As part of the design process for a new high school (opening September 2014) our district has recently been seeking input from students, staff, parents, and community members. I've enjoyed hearing what different people want to see in a modern high school, and also hearing from our architect and representatives from Alberta Infrastructure and Alberta Education re: the design and function of other new schools.
At this stage in the process, the focus of the design efforts has been to ensure we have a facility that will meet our needs in September of 2014, as well as many years from now. Flexible is among the most common words I’ve heard used to describe the facility design. Beyond facility design though, I'm looking forward to when the new principal and staff will begin to focus on programming and instruction!
As we begin discuss our vision of what the high school experience for students will look like in 2014, it is evident lots of changes are on the horizon.
Historically, teacher preparation programs describe the system of public schooling originating for the purpose of helping students acquire the knowledge and skills required to be productive members of society upon their maturation into adulthood.
It is common today for educational reformers and educational critics to claim that our current model of schooling is outdated. Our system is no longer current, some reformers claim, because public education was originally created to produce graduates able to focus on tasks, perform in structured environments, and meet time-constraints that exist as students graduate to work in a factory environment. Those critics feel today's society, however, needs students to graduate with different knowledge and skills than in the past.
Historically then, our public education system has deep connections with our communities. Schools exist because of communities and I believe communities thrive because of schools. In Grande Prairie, our district celebrated our 100th anniversary in 2011, which means the school district began before the city did, as GP was incorporated as a village in 1914. After all this time, I think we need to dig deep and look to see if our current relationship with our community is still meeting those needs.
If school exists to meet certain needs of society, it is a certainty then that parents of our students and their peers within our society have a role to fill in education. Who better to provide us feedback on our roles than those who expect us to fulfill a role? Just as students, teachers, administrators, district-level staff, and School Board members have a role in our system, so must our communities.
We’ve opened a door with our recent consultations on high school design.

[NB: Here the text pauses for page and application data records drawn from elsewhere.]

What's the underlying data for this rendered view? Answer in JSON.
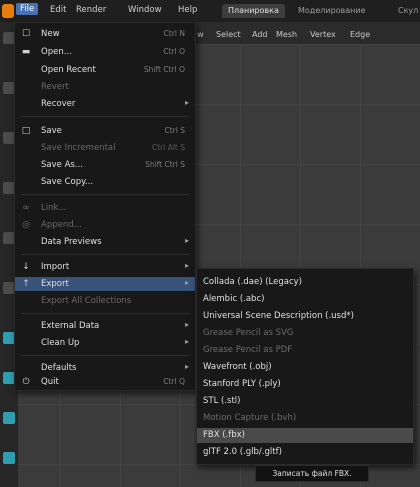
{
  "menubar": {
    "items": [
      "File",
      "Edit",
      "Render",
      "Window",
      "Help"
    ],
    "active": "File"
  },
  "workspaces": {
    "tabs": [
      "Планировка",
      "Моделирование",
      "Скул"
    ]
  },
  "header": {
    "items": [
      "w",
      "Select",
      "Add",
      "Mesh",
      "Vertex",
      "Edge"
    ]
  },
  "file_menu": {
    "items": [
      {
        "label": "New",
        "shortcut": "Ctrl N",
        "icon": "new-file-icon"
      },
      {
        "label": "Open...",
        "shortcut": "Ctrl O",
        "icon": "folder-icon"
      },
      {
        "label": "Open Recent",
        "shortcut": "Shift Ctrl O"
      },
      {
        "label": "Revert",
        "shortcut": ""
      },
      {
        "label": "Recover",
        "shortcut": ""
      },
      {
        "label": "Save",
        "shortcut": "Ctrl S",
        "icon": "save-icon"
      },
      {
        "label": "Save Incremental",
        "shortcut": "Ctrl Alt S"
      },
      {
        "label": "Save As...",
        "shortcut": "Shift Ctrl S"
      },
      {
        "label": "Save Copy...",
        "shortcut": ""
      },
      {
        "label": "Link...",
        "shortcut": "",
        "icon": "link-icon"
      },
      {
        "label": "Append...",
        "shortcut": "",
        "icon": "append-icon"
      },
      {
        "label": "Data Previews",
        "shortcut": ""
      },
      {
        "label": "Import",
        "shortcut": "",
        "icon": "import-icon"
      },
      {
        "label": "Export",
        "shortcut": "",
        "icon": "export-icon"
      },
      {
        "label": "Export All Collections",
        "shortcut": ""
      },
      {
        "label": "External Data",
        "shortcut": ""
      },
      {
        "label": "Clean Up",
        "shortcut": ""
      },
      {
        "label": "Defaults",
        "shortcut": ""
      },
      {
        "label": "Quit",
        "shortcut": "Ctrl Q",
        "icon": "power-icon"
      }
    ]
  },
  "export_submenu": {
    "items": [
      "Collada (.dae) (Legacy)",
      "Alembic (.abc)",
      "Universal Scene Description (.usd*)",
      "Grease Pencil as SVG",
      "Grease Pencil as PDF",
      "Wavefront (.obj)",
      "Stanford PLY (.ply)",
      "STL (.stl)",
      "Motion Capture (.bvh)",
      "FBX (.fbx)",
      "glTF 2.0 (.glb/.gltf)"
    ],
    "active": "FBX (.fbx)"
  },
  "tooltip": {
    "text": "Записать файл FBX."
  },
  "colors": {
    "menu_bg": "#181818",
    "highlight": "#38527a",
    "hover": "#4a4a4a",
    "accent": "#4772b3"
  }
}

I hope we keep that door open and look for more opportunities to engage in these discussions with ALL OF our stakeholders. There is a lot to be learned, and gained, from conversations such as these.